    Love for Hindi movies and a job in an advertising agency (though not the way it’s portrayed in the book) is what I share with Kriti. Otherwise, she is NOT AT ALL LIKE me in real life. I guess this is also the reason why I was able to complete the novel. Since Kriti really is just a figment of my imagination I didn’t have to deal with all that emotional baggage that comes with a character when it’s autobiographical. The final product was a great relief to my colleagues, friends and family, when they didn’t see themselves in any of the characters!

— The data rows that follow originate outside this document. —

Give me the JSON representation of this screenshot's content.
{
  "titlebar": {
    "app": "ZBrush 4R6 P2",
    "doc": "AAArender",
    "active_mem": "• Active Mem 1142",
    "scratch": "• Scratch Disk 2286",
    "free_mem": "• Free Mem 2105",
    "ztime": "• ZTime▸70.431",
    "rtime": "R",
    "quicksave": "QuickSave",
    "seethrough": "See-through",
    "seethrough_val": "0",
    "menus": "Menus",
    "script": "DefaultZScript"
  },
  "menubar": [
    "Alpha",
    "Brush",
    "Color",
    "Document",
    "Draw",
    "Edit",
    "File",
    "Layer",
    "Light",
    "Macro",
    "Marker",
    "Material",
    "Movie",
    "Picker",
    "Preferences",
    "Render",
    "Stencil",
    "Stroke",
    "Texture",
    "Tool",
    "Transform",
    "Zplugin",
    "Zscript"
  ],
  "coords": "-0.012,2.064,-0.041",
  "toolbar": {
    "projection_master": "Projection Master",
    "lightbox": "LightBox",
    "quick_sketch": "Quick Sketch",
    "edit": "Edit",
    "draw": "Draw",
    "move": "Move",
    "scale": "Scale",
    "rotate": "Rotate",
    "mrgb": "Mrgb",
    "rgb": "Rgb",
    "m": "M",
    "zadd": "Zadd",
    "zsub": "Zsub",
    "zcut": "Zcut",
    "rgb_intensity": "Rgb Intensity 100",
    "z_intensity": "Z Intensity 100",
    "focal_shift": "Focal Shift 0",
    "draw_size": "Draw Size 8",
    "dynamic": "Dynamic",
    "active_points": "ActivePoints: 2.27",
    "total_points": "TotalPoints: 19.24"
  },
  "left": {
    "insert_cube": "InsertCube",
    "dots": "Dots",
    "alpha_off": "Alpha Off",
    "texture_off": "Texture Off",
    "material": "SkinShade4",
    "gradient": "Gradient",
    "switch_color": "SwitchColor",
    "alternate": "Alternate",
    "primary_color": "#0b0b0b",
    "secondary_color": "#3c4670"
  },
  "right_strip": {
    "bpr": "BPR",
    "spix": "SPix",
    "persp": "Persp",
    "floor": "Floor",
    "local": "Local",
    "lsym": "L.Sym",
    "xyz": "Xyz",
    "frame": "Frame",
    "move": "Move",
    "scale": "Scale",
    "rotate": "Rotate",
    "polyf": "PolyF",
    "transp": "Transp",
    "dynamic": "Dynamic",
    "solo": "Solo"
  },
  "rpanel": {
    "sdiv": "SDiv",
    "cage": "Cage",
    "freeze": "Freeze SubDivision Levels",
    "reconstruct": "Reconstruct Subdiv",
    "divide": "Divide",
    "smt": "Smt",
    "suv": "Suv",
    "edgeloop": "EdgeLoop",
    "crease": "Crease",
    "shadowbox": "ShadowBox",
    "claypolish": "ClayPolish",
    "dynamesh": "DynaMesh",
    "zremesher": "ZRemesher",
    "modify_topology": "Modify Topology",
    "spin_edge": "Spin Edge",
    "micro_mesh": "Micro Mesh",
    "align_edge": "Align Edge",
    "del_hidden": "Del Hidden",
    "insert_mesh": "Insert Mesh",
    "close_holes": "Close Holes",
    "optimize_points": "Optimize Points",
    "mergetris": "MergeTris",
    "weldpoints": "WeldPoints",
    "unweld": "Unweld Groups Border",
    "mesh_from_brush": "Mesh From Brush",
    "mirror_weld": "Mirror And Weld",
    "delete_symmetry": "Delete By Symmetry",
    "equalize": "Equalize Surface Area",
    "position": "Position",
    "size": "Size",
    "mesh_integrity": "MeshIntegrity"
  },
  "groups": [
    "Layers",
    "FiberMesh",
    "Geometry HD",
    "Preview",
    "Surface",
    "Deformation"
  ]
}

    Would you like to see your book on celluloid? If so, who would you like to play the role of Kriti?
    My intention was to write a book that was ‘filmi’, so it wasn’t written consciously as something that could be adapted to celluloid – thereby creating a Catch 22 situation. But, if at some stage it is turned into a movie script, I won’t be complaining either. To play the role of Kriti, well it would perhaps be someone like Lisa Kudrow - the way she played ‘Phoebe’ in the TV serial Friends.

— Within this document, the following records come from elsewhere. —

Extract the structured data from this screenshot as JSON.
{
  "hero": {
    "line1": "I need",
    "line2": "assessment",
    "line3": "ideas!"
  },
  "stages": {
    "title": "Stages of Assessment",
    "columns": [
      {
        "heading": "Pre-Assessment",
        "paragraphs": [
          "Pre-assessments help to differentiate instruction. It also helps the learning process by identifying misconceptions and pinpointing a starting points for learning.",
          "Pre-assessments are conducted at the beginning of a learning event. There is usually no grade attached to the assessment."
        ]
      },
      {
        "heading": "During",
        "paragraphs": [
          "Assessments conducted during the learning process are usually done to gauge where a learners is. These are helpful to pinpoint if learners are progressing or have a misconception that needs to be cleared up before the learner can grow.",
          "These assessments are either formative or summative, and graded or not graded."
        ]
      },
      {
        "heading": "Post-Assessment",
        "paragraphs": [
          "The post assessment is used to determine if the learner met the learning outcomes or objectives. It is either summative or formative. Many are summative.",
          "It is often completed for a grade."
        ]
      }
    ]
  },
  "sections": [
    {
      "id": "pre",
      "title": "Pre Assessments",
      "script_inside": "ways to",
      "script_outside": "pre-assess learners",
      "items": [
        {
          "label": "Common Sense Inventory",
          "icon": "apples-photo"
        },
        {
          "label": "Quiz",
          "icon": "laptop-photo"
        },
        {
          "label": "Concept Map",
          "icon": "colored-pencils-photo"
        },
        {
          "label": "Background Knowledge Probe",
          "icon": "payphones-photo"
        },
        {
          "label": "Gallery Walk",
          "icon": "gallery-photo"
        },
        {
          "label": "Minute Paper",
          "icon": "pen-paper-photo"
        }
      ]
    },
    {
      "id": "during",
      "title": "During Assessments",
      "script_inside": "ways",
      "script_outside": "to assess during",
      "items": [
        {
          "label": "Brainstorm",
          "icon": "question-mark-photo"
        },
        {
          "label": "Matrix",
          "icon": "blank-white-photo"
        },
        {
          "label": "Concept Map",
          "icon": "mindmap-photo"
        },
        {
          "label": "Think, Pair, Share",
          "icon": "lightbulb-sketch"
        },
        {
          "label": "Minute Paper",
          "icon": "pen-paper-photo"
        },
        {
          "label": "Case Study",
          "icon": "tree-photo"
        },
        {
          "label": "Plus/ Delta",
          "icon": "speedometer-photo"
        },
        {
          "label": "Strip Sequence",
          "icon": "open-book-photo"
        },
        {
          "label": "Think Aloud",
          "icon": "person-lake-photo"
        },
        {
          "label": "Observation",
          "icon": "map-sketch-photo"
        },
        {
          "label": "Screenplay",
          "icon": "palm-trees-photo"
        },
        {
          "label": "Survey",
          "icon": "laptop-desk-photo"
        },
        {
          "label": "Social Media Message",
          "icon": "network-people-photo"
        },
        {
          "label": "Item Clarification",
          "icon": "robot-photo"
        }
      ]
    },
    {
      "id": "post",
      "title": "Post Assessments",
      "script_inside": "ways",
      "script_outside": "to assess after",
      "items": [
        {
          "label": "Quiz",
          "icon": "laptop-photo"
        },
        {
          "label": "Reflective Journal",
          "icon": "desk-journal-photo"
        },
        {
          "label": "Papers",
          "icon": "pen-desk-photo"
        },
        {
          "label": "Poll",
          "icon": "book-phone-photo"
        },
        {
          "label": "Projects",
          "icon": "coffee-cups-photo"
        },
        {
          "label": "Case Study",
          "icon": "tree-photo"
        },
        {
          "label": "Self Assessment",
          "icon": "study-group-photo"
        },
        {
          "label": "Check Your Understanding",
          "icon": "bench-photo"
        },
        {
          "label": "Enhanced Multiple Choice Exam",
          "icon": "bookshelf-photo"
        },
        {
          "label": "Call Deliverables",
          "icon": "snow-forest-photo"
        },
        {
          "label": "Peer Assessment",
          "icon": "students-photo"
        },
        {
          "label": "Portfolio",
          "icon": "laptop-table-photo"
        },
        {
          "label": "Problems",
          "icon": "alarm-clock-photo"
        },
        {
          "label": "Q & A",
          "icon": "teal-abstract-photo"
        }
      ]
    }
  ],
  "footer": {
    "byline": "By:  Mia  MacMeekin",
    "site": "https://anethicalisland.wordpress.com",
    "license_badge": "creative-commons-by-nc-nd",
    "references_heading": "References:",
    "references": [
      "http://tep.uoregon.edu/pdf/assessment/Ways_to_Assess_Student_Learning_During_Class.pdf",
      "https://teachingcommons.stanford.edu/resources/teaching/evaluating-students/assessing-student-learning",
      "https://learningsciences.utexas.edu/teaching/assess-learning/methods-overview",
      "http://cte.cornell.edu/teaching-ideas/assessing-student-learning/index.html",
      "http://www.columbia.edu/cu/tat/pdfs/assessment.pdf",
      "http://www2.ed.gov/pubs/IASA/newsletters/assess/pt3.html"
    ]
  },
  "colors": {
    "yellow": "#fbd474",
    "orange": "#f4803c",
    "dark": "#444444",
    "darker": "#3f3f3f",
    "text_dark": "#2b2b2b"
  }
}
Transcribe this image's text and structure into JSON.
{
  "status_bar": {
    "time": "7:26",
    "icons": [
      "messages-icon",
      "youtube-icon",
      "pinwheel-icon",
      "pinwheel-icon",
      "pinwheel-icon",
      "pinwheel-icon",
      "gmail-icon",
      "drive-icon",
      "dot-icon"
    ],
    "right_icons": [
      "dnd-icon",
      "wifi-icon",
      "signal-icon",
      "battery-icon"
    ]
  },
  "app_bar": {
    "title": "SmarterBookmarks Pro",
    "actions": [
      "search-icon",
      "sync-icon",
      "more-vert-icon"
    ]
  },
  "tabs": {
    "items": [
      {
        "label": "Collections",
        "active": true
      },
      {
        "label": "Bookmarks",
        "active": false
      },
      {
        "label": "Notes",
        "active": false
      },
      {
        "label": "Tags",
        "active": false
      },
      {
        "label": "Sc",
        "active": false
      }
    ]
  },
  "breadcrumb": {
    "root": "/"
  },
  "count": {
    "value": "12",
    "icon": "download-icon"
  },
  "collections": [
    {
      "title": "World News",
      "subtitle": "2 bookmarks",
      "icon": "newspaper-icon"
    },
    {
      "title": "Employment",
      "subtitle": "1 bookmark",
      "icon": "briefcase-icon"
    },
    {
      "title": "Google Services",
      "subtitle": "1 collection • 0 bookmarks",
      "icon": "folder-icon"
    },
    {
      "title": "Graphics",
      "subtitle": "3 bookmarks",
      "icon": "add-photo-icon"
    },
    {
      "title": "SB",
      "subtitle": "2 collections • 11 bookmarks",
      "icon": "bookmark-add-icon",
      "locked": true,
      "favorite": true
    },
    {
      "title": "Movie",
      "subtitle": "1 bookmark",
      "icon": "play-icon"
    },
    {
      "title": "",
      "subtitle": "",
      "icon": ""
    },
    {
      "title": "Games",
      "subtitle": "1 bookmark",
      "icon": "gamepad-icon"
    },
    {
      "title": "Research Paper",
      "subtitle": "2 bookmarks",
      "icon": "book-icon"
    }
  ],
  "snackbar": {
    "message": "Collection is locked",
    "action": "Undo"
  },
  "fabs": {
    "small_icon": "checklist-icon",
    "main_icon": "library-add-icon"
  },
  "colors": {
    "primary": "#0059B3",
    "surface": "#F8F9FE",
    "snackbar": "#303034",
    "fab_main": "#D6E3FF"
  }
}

    What has been the reaction of your friends and family to your book?
    From “funniest since Wodehouse” (my cousin who was being kind) to “I’d read it on a long train journey” to “oh my God! You actually finished the novel!” I have heard it all. Seriously, they are all very proud of me, which of course just goes to show I have the best family and friends in the world.

    When did you switch your career, from a journalist to a novelist?
    I really haven’t. I still write articles and film reviews and still take up the occasional advertising assignment.

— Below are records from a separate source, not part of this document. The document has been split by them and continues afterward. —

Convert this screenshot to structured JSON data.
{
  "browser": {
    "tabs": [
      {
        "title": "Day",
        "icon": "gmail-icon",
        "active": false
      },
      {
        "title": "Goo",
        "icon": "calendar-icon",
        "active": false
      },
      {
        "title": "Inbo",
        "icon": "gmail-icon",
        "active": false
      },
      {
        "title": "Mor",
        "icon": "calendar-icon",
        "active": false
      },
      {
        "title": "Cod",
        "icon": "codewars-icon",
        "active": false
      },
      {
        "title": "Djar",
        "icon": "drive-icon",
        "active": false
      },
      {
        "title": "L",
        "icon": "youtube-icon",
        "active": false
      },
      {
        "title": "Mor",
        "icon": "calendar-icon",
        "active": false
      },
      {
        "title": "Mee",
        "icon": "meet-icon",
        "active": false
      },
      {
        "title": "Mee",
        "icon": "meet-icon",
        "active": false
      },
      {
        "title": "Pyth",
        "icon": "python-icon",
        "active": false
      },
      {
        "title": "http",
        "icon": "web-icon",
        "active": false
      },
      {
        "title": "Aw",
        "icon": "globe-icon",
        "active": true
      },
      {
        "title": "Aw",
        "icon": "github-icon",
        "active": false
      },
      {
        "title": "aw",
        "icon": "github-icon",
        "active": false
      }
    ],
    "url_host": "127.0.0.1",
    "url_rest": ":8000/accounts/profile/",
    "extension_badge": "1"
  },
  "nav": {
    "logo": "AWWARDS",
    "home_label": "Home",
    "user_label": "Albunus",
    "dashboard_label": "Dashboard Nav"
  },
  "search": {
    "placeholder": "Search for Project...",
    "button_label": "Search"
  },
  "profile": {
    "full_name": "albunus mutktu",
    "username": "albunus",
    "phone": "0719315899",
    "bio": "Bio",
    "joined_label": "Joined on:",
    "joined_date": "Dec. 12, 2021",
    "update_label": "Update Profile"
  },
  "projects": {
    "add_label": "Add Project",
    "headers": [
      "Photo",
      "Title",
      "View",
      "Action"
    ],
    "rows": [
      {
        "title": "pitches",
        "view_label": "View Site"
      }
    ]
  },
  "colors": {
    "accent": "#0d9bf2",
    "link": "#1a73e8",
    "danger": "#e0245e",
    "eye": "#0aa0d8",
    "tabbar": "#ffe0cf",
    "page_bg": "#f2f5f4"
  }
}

    You are one of the younger generation of Indian writers who has no qualms about marketing their books. What is your take on it?

    Well, there are about 40 books being released every week and your novel has to compete with hundreds of other books on the bookshelf, so in such a scenario, marketing is very important, if for nothing else, then just to get your book noticed.

    Was it a struggle to get published? Do you think publishers’ attitude towards Indian authors has changed over the years?

    Well, I got rejected by a few publishers, but an equal number of publishers were interested in it. So, it wasn’t too much of a struggle to get published. Publisher’s attitudes have definitely changed over the years. Now Indian writing is no longer about “the NRI experience”, it doesn’t have a colonial hangover, or is even about “exotica”. There are writers who write about urban Indian experiences - the campus novel describing the growing up experience, the MBA novel about corporate skulduggery, the ‘being single’ in the city novel, or even novels dealing with Indian mythology or history. There is this wide range of subjects that practically every reader can identify with and this is certainly being encouraged by the Publishers.

    What kind of books do you like to read?
    Anything and everything – fiction, biographies, travelogues, Comics…everything other than cook books. I am a terrible cook.

    What other genres would you like to explore?

    Fiction Noir.

    What are your plans for the future? Is another book in the works?
    No plans for the future. I live for the momentJ. I do have a lot of ideas for a new book, but nothing concrete yet.

    Quick Q’s
    Who are your favourite authors?

    Some of my favourites: J.R.R Tolkien, John Steinbeck, Ernest Hemingway, John Le Carre’, P.G.Wodehouse, Sue Townsend, Graham Greene, Sukumar Ray, Ruskin Bond, Goscinny and Uderzo.

    Give us a list of your must-reads
    My list changes every 6 months, so here are a few of my must-reads for this year: Notes from a small Island, Hitchcock /Truffaut, Smiley’s People, Red , The Uncommon Reader.

    What’s your favourite holiday destination?
    Paris, Berlin and Florence in Europe; Hong Kong in Asia and anywhere in Rajasthan in India.

    What do you do to relax and chill out?


  2. shublee

    shublee ~ShahRukhaholic

    i would love to read this book :p
    te story sounds nice
  3. Anjali72

    Anjali72 Thanx Shah Rukh!!!

    Sound really like it is a nice story! Thanks for sharing!:)
  4. Suebabe

    Suebabe New Member

    I read this book and it was fun! My 12 year old daughter also liked it!

Share This Page